TI: I guess one last question I wanted to ask was, just in general, you have done a lot of work in researching the 442. And I just wanted to ask you a general question for people who wanted to learn more about the 442, your thoughts about the books and whether or not the story of the 442 has been told sufficiently in the books out there right now.

BT: What was that now?

TI: Alright. So the question is, what do you think about the books about the 442?

BT: Okay. Some of the books are real outstanding. Some are good for the fact that they do bring up details or events that the other books haven't covered. But I think like in assessing the book, the first book by John Tsukano, I think, that I would consider the bible for the 442 history. And then the other books by Thelma Chang, Chester Tanaka, that are also interesting.

TI: Okay. Good. Is there anything else that you'd like to say? We're, I'm through with my questions. And if there's anything else that you would like to say to finish off this interview?

BT: To the what?

TI: Anything to finish the interview with. Any thoughts, or...?
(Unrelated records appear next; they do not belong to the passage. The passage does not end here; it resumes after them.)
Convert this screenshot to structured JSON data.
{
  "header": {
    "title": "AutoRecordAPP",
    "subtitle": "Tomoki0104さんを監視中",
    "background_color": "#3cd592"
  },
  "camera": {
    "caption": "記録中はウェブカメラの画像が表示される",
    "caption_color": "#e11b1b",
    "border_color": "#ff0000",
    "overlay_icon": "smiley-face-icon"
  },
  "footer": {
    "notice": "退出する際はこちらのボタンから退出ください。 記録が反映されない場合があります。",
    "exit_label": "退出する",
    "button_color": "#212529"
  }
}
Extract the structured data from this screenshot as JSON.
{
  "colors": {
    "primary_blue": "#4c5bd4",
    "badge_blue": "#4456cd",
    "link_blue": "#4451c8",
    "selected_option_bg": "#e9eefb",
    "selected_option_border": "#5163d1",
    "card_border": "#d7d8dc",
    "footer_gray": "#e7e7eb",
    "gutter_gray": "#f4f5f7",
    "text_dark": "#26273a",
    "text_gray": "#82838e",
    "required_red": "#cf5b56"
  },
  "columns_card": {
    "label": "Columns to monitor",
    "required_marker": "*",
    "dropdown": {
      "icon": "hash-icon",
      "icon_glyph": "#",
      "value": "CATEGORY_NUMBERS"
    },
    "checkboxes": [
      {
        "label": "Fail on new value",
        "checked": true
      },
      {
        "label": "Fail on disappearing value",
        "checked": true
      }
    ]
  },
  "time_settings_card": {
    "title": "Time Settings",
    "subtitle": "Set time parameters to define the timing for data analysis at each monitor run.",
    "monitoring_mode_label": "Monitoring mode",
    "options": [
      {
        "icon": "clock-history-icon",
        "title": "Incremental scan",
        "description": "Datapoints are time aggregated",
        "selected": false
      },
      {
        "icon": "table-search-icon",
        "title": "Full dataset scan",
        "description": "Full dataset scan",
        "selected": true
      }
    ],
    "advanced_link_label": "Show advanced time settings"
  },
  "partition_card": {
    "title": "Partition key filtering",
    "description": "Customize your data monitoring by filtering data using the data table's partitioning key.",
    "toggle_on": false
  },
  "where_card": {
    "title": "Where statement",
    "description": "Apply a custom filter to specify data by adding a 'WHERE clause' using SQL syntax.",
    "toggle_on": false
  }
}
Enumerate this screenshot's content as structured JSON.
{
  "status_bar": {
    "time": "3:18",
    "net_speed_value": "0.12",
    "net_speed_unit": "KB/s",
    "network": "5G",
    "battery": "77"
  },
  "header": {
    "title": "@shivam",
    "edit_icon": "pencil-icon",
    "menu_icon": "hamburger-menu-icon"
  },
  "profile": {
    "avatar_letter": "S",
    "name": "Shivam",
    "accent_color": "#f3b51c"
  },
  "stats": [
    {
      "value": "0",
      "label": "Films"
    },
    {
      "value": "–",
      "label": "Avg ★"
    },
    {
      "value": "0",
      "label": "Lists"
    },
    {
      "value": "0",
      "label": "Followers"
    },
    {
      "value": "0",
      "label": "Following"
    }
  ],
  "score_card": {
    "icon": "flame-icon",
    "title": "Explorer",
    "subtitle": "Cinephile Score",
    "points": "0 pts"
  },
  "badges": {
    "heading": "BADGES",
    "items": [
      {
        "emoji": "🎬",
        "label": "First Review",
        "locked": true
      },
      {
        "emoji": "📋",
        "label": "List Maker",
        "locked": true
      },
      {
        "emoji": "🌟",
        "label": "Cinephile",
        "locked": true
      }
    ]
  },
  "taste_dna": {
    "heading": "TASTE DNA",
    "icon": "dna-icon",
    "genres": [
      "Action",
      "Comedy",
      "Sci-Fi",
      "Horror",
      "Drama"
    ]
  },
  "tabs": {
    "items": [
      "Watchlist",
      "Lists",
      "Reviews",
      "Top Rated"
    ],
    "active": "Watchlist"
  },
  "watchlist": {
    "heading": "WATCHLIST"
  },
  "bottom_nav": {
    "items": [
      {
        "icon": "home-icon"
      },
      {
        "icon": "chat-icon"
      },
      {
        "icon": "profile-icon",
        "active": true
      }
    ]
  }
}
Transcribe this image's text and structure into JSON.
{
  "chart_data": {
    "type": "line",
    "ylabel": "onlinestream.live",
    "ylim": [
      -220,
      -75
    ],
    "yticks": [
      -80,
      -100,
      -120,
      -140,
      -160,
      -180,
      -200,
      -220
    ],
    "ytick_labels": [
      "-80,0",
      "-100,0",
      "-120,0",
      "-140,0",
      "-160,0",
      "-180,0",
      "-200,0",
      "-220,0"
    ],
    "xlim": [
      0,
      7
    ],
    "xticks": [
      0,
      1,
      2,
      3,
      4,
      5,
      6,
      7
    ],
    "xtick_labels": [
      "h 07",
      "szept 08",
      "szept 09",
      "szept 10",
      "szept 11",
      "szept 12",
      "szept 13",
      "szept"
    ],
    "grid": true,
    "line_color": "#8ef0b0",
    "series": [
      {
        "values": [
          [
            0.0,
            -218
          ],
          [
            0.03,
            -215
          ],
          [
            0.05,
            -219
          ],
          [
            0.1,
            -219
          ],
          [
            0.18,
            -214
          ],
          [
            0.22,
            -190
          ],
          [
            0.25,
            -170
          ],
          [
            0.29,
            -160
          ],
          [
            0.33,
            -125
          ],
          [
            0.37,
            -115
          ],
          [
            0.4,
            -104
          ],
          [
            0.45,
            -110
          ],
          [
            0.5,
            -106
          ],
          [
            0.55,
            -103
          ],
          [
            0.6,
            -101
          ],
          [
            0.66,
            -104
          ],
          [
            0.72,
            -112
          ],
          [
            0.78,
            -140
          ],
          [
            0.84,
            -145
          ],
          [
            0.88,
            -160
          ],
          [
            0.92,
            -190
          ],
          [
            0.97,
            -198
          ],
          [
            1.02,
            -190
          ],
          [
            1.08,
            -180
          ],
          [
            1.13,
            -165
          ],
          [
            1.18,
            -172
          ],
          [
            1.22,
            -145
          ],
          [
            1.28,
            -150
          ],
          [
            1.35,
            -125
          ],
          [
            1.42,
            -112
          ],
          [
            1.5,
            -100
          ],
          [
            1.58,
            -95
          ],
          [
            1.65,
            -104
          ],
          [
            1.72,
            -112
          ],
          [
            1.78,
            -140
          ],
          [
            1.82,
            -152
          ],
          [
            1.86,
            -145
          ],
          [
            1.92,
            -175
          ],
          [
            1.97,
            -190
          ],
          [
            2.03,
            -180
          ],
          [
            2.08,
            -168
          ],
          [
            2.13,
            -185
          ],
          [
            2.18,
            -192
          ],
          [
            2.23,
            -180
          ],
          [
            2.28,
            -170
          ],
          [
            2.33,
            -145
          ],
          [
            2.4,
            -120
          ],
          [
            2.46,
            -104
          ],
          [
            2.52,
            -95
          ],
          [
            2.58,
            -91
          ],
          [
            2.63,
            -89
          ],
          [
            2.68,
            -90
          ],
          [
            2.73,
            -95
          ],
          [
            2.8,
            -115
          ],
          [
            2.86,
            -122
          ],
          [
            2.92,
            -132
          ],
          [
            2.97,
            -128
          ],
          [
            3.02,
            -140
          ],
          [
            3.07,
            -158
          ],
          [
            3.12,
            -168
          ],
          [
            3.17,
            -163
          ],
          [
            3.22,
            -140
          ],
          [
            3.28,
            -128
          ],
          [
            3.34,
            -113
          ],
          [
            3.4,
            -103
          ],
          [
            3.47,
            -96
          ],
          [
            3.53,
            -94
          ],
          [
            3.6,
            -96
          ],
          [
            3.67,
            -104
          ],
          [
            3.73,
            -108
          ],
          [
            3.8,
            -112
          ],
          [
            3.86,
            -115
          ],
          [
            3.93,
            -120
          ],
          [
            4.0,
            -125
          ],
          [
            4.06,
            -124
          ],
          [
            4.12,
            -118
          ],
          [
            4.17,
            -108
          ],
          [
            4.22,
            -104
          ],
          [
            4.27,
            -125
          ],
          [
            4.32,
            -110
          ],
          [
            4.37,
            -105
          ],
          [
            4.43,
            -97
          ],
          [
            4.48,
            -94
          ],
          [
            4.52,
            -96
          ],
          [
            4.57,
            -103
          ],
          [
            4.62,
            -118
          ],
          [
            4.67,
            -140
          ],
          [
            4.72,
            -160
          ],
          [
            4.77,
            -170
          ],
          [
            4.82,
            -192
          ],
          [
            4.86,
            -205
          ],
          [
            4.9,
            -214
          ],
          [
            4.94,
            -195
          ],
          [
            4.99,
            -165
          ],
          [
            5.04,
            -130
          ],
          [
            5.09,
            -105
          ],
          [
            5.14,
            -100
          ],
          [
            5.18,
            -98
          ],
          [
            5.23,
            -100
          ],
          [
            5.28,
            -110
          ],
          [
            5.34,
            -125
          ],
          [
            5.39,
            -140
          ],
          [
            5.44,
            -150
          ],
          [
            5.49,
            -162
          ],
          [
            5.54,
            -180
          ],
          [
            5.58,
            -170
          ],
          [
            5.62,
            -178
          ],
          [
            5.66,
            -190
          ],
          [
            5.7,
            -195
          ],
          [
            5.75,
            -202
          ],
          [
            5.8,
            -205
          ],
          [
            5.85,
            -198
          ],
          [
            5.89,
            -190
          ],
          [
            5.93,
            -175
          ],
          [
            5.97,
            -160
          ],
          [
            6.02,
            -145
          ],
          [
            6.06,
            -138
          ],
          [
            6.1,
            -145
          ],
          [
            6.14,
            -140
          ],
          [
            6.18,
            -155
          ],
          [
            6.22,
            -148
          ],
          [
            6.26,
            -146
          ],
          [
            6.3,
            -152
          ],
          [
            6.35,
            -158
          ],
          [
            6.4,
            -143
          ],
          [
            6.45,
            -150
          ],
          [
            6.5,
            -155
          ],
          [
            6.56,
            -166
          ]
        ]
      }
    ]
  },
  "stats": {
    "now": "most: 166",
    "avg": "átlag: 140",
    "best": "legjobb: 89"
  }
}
BT: No. Well, gee. Well, there's so much to say, you don't know what to say. Yeah. No, well, having been in the 442, that in itself is a lifetime experience itself. One-shot deal. There'll never be another thing like that. And I think it's something that all the veterans really treasure.

TI: We didn't really talk about your role in the 442 in Europe, and we talked about that during the pre-interview. Do you want to talk a little bit about what you did in the 442 in Europe? What your role was?

BT: Oh, we were with the Headquarters Company, Second Battalion. I was with the Anti-tank Platoon, and we had all kinds of assignments. Guard a certain area, serve as litter-bearers, carry supplies to the front-line troops. Lot of odds and end things.

TI: Was there anything, any memory from the war, either positive or negative, that really stands out when you think about the war that you can share with us?

BT: No. There's a lot of things that you can't forget. But, I don't know what you mean by...

TI: Well, let me ask you this one. What was your most, your fondest memory of Europe?

BT: Fondest memory? Well, that we survived the war. No, but the... I can say, stirring memory would be at our -- when we hold service for those that died during the action. And I can always remember Chaplain Yamada (meant to say, Chaplain Higuchi) reading the words, "In my Father's house, there are many mansions." Everybody's calm, very quiet. No, those are the things that I have to think about, the boys who never came home, never raised a family, never enjoyed the Veterans' Bill of Rights. No, I cannot forget those boys.

TI: Okay. Thank you very much.

<End Segment 17> - Copyright © 1998 Densho. All Rights Reserved.